Choosing a Sportsbook


A sportsbook is a gambling establishment that accepts bets on sporting events and pays out winnings. Typically, bettors can place wagers on individual players or entire teams. The odds are calculated based on the probability of each team or player winning. Some sportsbooks also allow bettors to place future bets on events that will happen in the near future.

When choosing a sportsbook, be sure to choose one that offers high-quality software and services. If a sportsbook is constantly crashing or the odds are always off, bettors will quickly get frustrated and look for another option. A good way to find a quality sportsbook is to ask for recommendations from friends or family members who are avid bettors. You can also find out about customer experiences by reading online reviews.

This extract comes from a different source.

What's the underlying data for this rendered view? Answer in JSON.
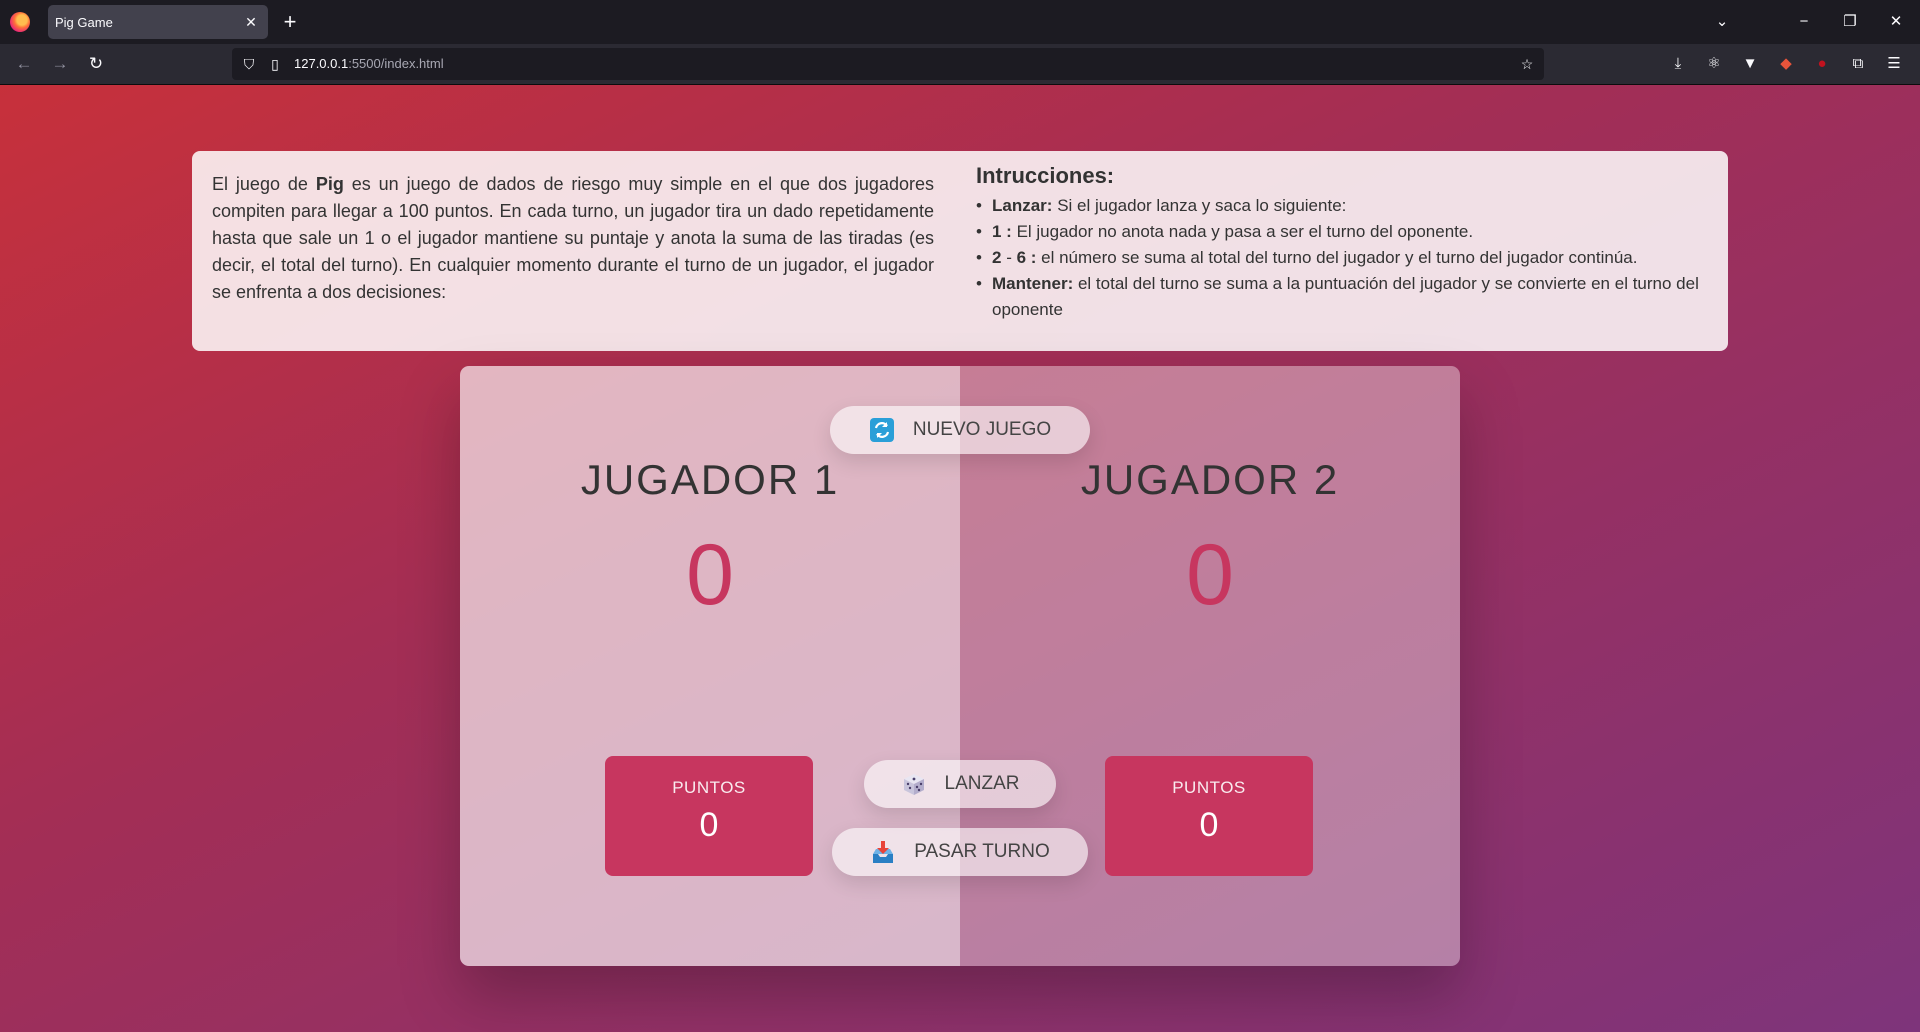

Some sportsbooks use complex algorithms to calculate the probabilities of different outcomes in a game. These algorithms take into account several factors, including the history of a particular sport and the skill level of the team or players. In addition, they analyze the game’s current state of play and weather conditions. This allows them to calculate the odds of a team or player winning a certain event, which they can then publish on their websites and mobile apps.

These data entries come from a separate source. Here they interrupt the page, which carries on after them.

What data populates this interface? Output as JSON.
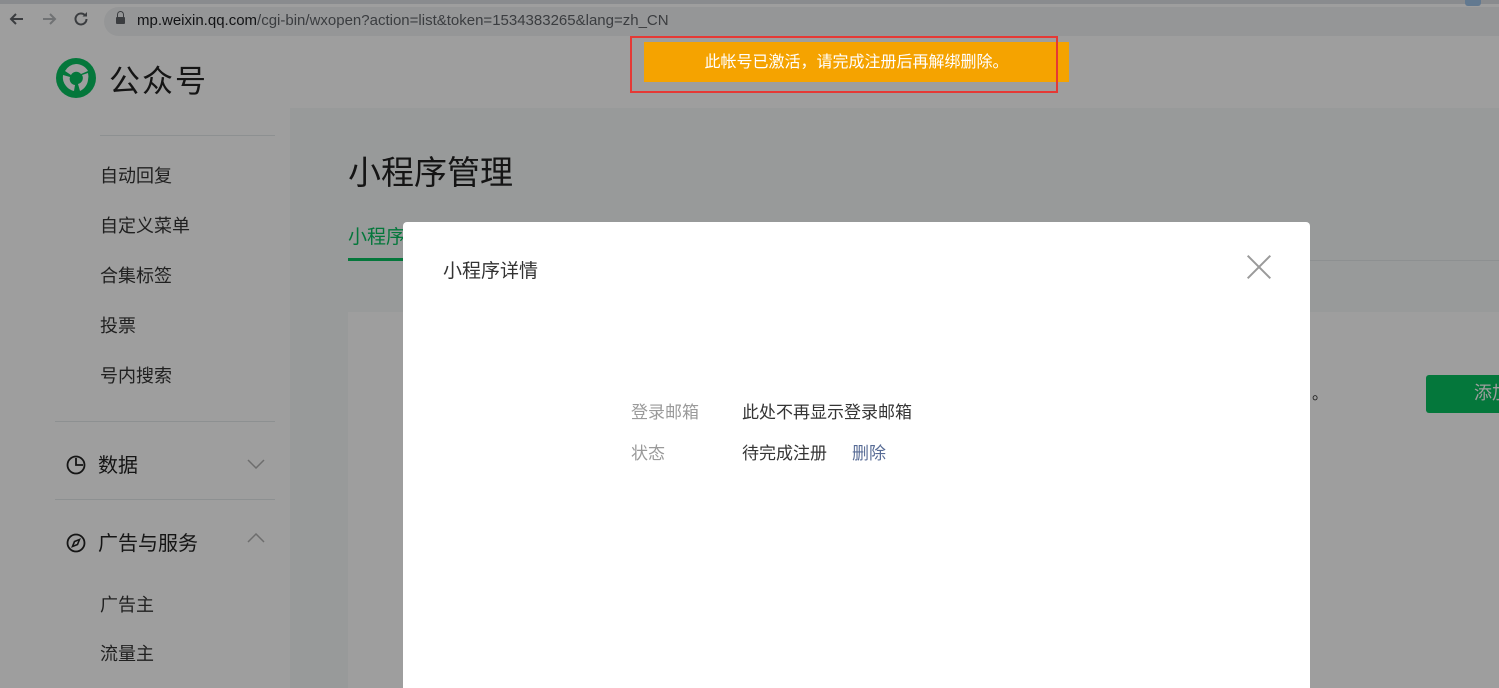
{
  "browser": {
    "url_host": "mp.weixin.qq.com",
    "url_path": "/cgi-bin/wxopen?action=list&token=1534383265&lang=zh_CN",
    "icons": [
      "back-arrow-icon",
      "forward-arrow-icon",
      "reload-icon",
      "lock-icon"
    ]
  },
  "header": {
    "logo_text": "公众号"
  },
  "sidebar": {
    "items_top": [
      "自动回复",
      "自定义菜单",
      "合集标签",
      "投票",
      "号内搜索"
    ],
    "group_data": {
      "label": "数据",
      "icon": "pie-chart-icon",
      "expanded": false
    },
    "group_ads": {
      "label": "广告与服务",
      "icon": "compass-icon",
      "expanded": true
    },
    "items_ads": [
      "广告主",
      "流量主"
    ]
  },
  "main": {
    "title": "小程序管理",
    "active_tab": "小程序",
    "add_button": "添加",
    "trailing_text": "。"
  },
  "dialog": {
    "title": "小程序详情",
    "rows": [
      {
        "label": "登录邮箱",
        "value": "此处不再显示登录邮箱"
      },
      {
        "label": "状态",
        "value": "待完成注册",
        "action": "删除"
      }
    ]
  },
  "toast": {
    "message": "此帐号已激活，请完成注册后再解绑删除。"
  },
  "colors": {
    "brand_green": "#07c160",
    "toast_orange": "#f5a300",
    "link_blue": "#576b95",
    "highlight_red": "#e53935"
  }
}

Many people are hesitant to go into an in-person sportsbook because of the uncertainty about what they’ll encounter. They may be afraid of frustrating the cashier or other customers, or they’re worried that they won’t understand how the betting system works. It’s important to keep in mind that these fears are unfounded and that there are a number of things you can do to make the experience a positive one.

Most sportsbooks make money by setting a handicap for each bet that guarantees them a profit over the long term. This is done by multiplying the odds of a bet being won by the amount that it must be wagered in order to win. For example, if the line on a coin toss is -110, a bettor will need to lay $110 in order to win $100. This is known as the juice and it increases the odds of a sportsbook making a profit over time.

Sportsbook betting volume varies throughout the year, with peaks in activity around major sporting events and certain types of sports. The most popular sports in the United States are baseball, basketball, and football, which can create large betting volumes. Some sports do not follow a set schedule, such as boxing and MMA, and can see betting activity spike in unexpected ways.

A sportsbook needs to have a secure, reliable payment processing solution in order to protect their customers’ financial information. They should also have the option to allow players to deposit and withdraw using their preferred method of payment. Depending on the type of sportsbook, they may also need to have a customer service team available to help their customers with any issues. The best way to do this is by working with a PPH provider, which allows sportsbooks to pay only a small fee for each player that they work with. This saves sportsbooks from having to pay high fees for merchant accounts and mitigates the risk of fraud.